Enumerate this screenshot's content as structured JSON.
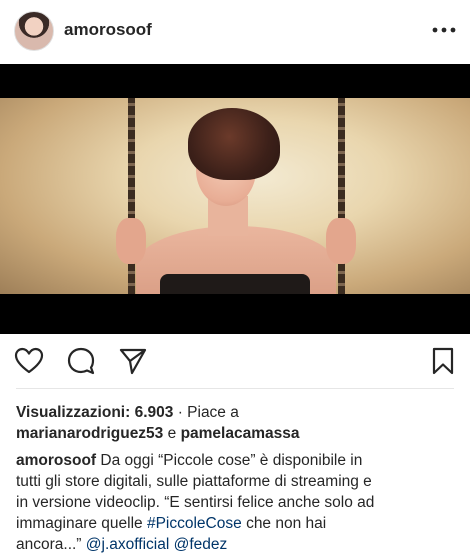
{
  "header": {
    "username": "amorosoof",
    "more_label": "•••"
  },
  "stats": {
    "views_label": "Visualizzazioni: 6.903",
    "likes_prefix": "· Piace a",
    "liker1": "marianarodriguez53",
    "conjunction": "e",
    "liker2": "pamelacamassa"
  },
  "caption": {
    "author": "amorosoof",
    "line1": "Da oggi “Piccole cose” è disponibile in",
    "line2": "tutti gli store digitali, sulle piattaforme di streaming e",
    "line3": "in versione videoclip. “E sentirsi felice anche solo ad",
    "line4_pre": "immaginare quelle",
    "hashtag": "#PiccoleCose",
    "line4_post": "che non hai",
    "line5_pre": "ancora...”",
    "mention1": "@j.axofficial",
    "mention2": "@fedez"
  },
  "icons": {
    "like": "heart-icon",
    "comment": "comment-icon",
    "share": "share-icon",
    "save": "bookmark-icon"
  }
}
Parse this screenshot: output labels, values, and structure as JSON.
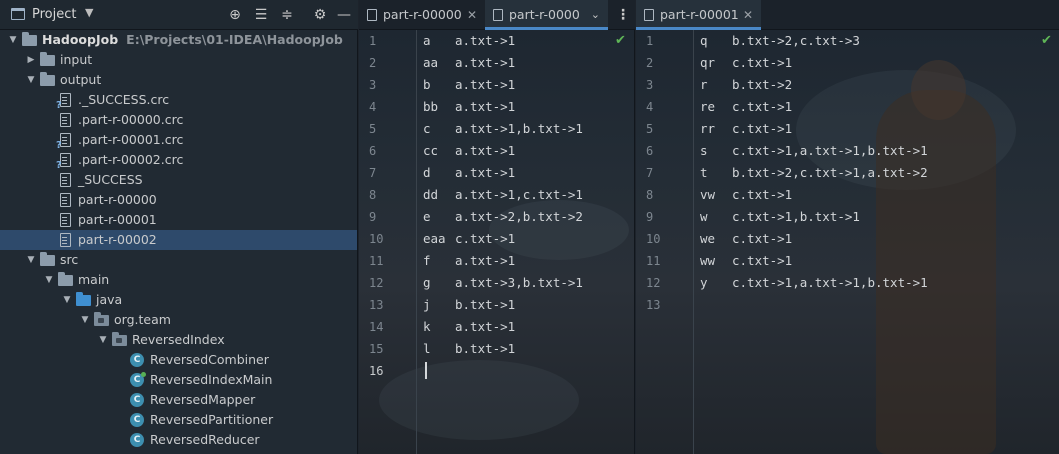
{
  "project_panel": {
    "title": "Project",
    "tree": [
      {
        "label": "HadoopJob",
        "path": "E:\\Projects\\01-IDEA\\HadoopJob",
        "type": "module",
        "depth": 0,
        "expanded": true
      },
      {
        "label": "input",
        "type": "folder",
        "depth": 1,
        "expanded": false
      },
      {
        "label": "output",
        "type": "folder",
        "depth": 1,
        "expanded": true
      },
      {
        "label": "._SUCCESS.crc",
        "type": "qfile",
        "depth": 2
      },
      {
        "label": ".part-r-00000.crc",
        "type": "file",
        "depth": 2
      },
      {
        "label": ".part-r-00001.crc",
        "type": "qfile",
        "depth": 2
      },
      {
        "label": ".part-r-00002.crc",
        "type": "qfile",
        "depth": 2
      },
      {
        "label": "_SUCCESS",
        "type": "file",
        "depth": 2
      },
      {
        "label": "part-r-00000",
        "type": "file",
        "depth": 2
      },
      {
        "label": "part-r-00001",
        "type": "file",
        "depth": 2
      },
      {
        "label": "part-r-00002",
        "type": "file",
        "depth": 2,
        "selected": true
      },
      {
        "label": "src",
        "type": "folder",
        "depth": 1,
        "expanded": true
      },
      {
        "label": "main",
        "type": "folder",
        "depth": 2,
        "expanded": true
      },
      {
        "label": "java",
        "type": "folder-blue",
        "depth": 3,
        "expanded": true
      },
      {
        "label": "org.team",
        "type": "package",
        "depth": 4,
        "expanded": true
      },
      {
        "label": "ReversedIndex",
        "type": "package",
        "depth": 5,
        "expanded": true
      },
      {
        "label": "ReversedCombiner",
        "type": "class",
        "depth": 6
      },
      {
        "label": "ReversedIndexMain",
        "type": "class-main",
        "depth": 6
      },
      {
        "label": "ReversedMapper",
        "type": "class",
        "depth": 6
      },
      {
        "label": "ReversedPartitioner",
        "type": "class",
        "depth": 6
      },
      {
        "label": "ReversedReducer",
        "type": "class",
        "depth": 6
      }
    ]
  },
  "left_pane": {
    "tabs": [
      {
        "label": "part-r-00000",
        "active": false
      },
      {
        "label": "part-r-0000",
        "active": true
      }
    ],
    "line_count": 16,
    "current_line": 16,
    "lines": [
      {
        "key": "a",
        "value": "a.txt->1"
      },
      {
        "key": "aa",
        "value": "a.txt->1"
      },
      {
        "key": "b",
        "value": "a.txt->1"
      },
      {
        "key": "bb",
        "value": "a.txt->1"
      },
      {
        "key": "c",
        "value": "a.txt->1,b.txt->1"
      },
      {
        "key": "cc",
        "value": "a.txt->1"
      },
      {
        "key": "d",
        "value": "a.txt->1"
      },
      {
        "key": "dd",
        "value": "a.txt->1,c.txt->1"
      },
      {
        "key": "e",
        "value": "a.txt->2,b.txt->2"
      },
      {
        "key": "eaa",
        "value": "c.txt->1"
      },
      {
        "key": "f",
        "value": "a.txt->1"
      },
      {
        "key": "g",
        "value": "a.txt->3,b.txt->1"
      },
      {
        "key": "j",
        "value": "b.txt->1"
      },
      {
        "key": "k",
        "value": "a.txt->1"
      },
      {
        "key": "l",
        "value": "b.txt->1"
      }
    ]
  },
  "right_pane": {
    "tabs": [
      {
        "label": "part-r-00001",
        "active": true
      }
    ],
    "line_count": 13,
    "lines": [
      {
        "key": "q",
        "value": "b.txt->2,c.txt->3"
      },
      {
        "key": "qr",
        "value": "c.txt->1"
      },
      {
        "key": "r",
        "value": "b.txt->2"
      },
      {
        "key": "re",
        "value": "c.txt->1"
      },
      {
        "key": "rr",
        "value": "c.txt->1"
      },
      {
        "key": "s",
        "value": "c.txt->1,a.txt->1,b.txt->1"
      },
      {
        "key": "t",
        "value": "b.txt->2,c.txt->1,a.txt->2"
      },
      {
        "key": "vw",
        "value": "c.txt->1"
      },
      {
        "key": "w",
        "value": "c.txt->1,b.txt->1"
      },
      {
        "key": "we",
        "value": "c.txt->1"
      },
      {
        "key": "ww",
        "value": "c.txt->1"
      },
      {
        "key": "y",
        "value": "c.txt->1,a.txt->1,b.txt->1"
      }
    ]
  },
  "colors": {
    "accent": "#4a88c7",
    "selection": "#2e4a6b",
    "check": "#5fb657"
  },
  "icons": [
    "project-icon",
    "chevron-down-icon",
    "locate-icon",
    "expand-all-icon",
    "collapse-all-icon",
    "gear-icon",
    "minimize-icon",
    "close-icon",
    "more-icon",
    "check-icon"
  ]
}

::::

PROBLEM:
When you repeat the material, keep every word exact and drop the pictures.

SOLUTION TO THIS PROBLEM:
Enumerate this screenshot's content as structured JSON.
{
  "header": {
    "username": "amorosoof",
    "more_label": "•••"
  },
  "stats": {
    "views_label": "Visualizzazioni: 6.903",
    "likes_prefix": "· Piace a",
    "liker1": "marianarodriguez53",
    "conjunction": "e",
    "liker2": "pamelacamassa"
  },
  "caption": {
    "author": "amorosoof",
    "line1": "Da oggi “Piccole cose” è disponibile in",
    "line2": "tutti gli store digitali, sulle piattaforme di streaming e",
    "line3": "in versione videoclip. “E sentirsi felice anche solo ad",
    "line4_pre": "immaginare quelle",
    "hashtag": "#PiccoleCose",
    "line4_post": "che non hai",
    "line5_pre": "ancora...”",
    "mention1": "@j.axofficial",
    "mention2": "@fedez"
  },
  "icons": {
    "like": "heart-icon",
    "comment": "comment-icon",
    "share": "share-icon",
    "save": "bookmark-icon"
  }
}
Parse this screenshot: output labels, values, and structure as JSON.
{
  "project_panel": {
    "title": "Project",
    "tree": [
      {
        "label": "HadoopJob",
        "path": "E:\\Projects\\01-IDEA\\HadoopJob",
        "type": "module",
        "depth": 0,
        "expanded": true
      },
      {
        "label": "input",
        "type": "folder",
        "depth": 1,
        "expanded": false
      },
      {
        "label": "output",
        "type": "folder",
        "depth": 1,
        "expanded": true
      },
      {
        "label": "._SUCCESS.crc",
        "type": "qfile",
        "depth": 2
      },
      {
        "label": ".part-r-00000.crc",
        "type": "file",
        "depth": 2
      },
      {
        "label": ".part-r-00001.crc",
        "type": "qfile",
        "depth": 2
      },
      {
        "label": ".part-r-00002.crc",
        "type": "qfile",
        "depth": 2
      },
      {
        "label": "_SUCCESS",
        "type": "file",
        "depth": 2
      },
      {
        "label": "part-r-00000",
        "type": "file",
        "depth": 2
      },
      {
        "label": "part-r-00001",
        "type": "file",
        "depth": 2
      },
      {
        "label": "part-r-00002",
        "type": "file",
        "depth": 2,
        "selected": true
      },
      {
        "label": "src",
        "type": "folder",
        "depth": 1,
        "expanded": true
      },
      {
        "label": "main",
        "type": "folder",
        "depth": 2,
        "expanded": true
      },
      {
        "label": "java",
        "type": "folder-blue",
        "depth": 3,
        "expanded": true
      },
      {
        "label": "org.team",
        "type": "package",
        "depth": 4,
        "expanded": true
      },
      {
        "label": "ReversedIndex",
        "type": "package",
        "depth": 5,
        "expanded": true
      },
      {
        "label": "ReversedCombiner",
        "type": "class",
        "depth": 6
      },
      {
        "label": "ReversedIndexMain",
        "type": "class-main",
        "depth": 6
      },
      {
        "label": "ReversedMapper",
        "type": "class",
        "depth": 6
      },
      {
        "label": "ReversedPartitioner",
        "type": "class",
        "depth": 6
      },
      {
        "label": "ReversedReducer",
        "type": "class",
        "depth": 6
      }
    ]
  },
  "left_pane": {
    "tabs": [
      {
        "label": "part-r-00000",
        "active": false
      },
      {
        "label": "part-r-0000",
        "active": true
      }
    ],
    "line_count": 16,
    "current_line": 16,
    "lines": [
      {
        "key": "a",
        "value": "a.txt->1"
      },
      {
        "key": "aa",
        "value": "a.txt->1"
      },
      {
        "key": "b",
        "value": "a.txt->1"
      },
      {
        "key": "bb",
        "value": "a.txt->1"
      },
      {
        "key": "c",
        "value": "a.txt->1,b.txt->1"
      },
      {
        "key": "cc",
        "value": "a.txt->1"
      },
      {
        "key": "d",
        "value": "a.txt->1"
      },
      {
        "key": "dd",
        "value": "a.txt->1,c.txt->1"
      },
      {
        "key": "e",
        "value": "a.txt->2,b.txt->2"
      },
      {
        "key": "eaa",
        "value": "c.txt->1"
      },
      {
        "key": "f",
        "value": "a.txt->1"
      },
      {
        "key": "g",
        "value": "a.txt->3,b.txt->1"
      },
      {
        "key": "j",
        "value": "b.txt->1"
      },
      {
        "key": "k",
        "value": "a.txt->1"
      },
      {
        "key": "l",
        "value": "b.txt->1"
      }
    ]
  },
  "right_pane": {
    "tabs": [
      {
        "label": "part-r-00001",
        "active": true
      }
    ],
    "line_count": 13,
    "lines": [
      {
        "key": "q",
        "value": "b.txt->2,c.txt->3"
      },
      {
        "key": "qr",
        "value": "c.txt->1"
      },
      {
        "key": "r",
        "value": "b.txt->2"
      },
      {
        "key": "re",
        "value": "c.txt->1"
      },
      {
        "key": "rr",
        "value": "c.txt->1"
      },
      {
        "key": "s",
        "value": "c.txt->1,a.txt->1,b.txt->1"
      },
      {
        "key": "t",
        "value": "b.txt->2,c.txt->1,a.txt->2"
      },
      {
        "key": "vw",
        "value": "c.txt->1"
      },
      {
        "key": "w",
        "value": "c.txt->1,b.txt->1"
      },
      {
        "key": "we",
        "value": "c.txt->1"
      },
      {
        "key": "ww",
        "value": "c.txt->1"
      },
      {
        "key": "y",
        "value": "c.txt->1,a.txt->1,b.txt->1"
      }
    ]
  },
  "colors": {
    "accent": "#4a88c7",
    "selection": "#2e4a6b",
    "check": "#5fb657"
  },
  "icons": [
    "project-icon",
    "chevron-down-icon",
    "locate-icon",
    "expand-all-icon",
    "collapse-all-icon",
    "gear-icon",
    "minimize-icon",
    "close-icon",
    "more-icon",
    "check-icon"
  ]
}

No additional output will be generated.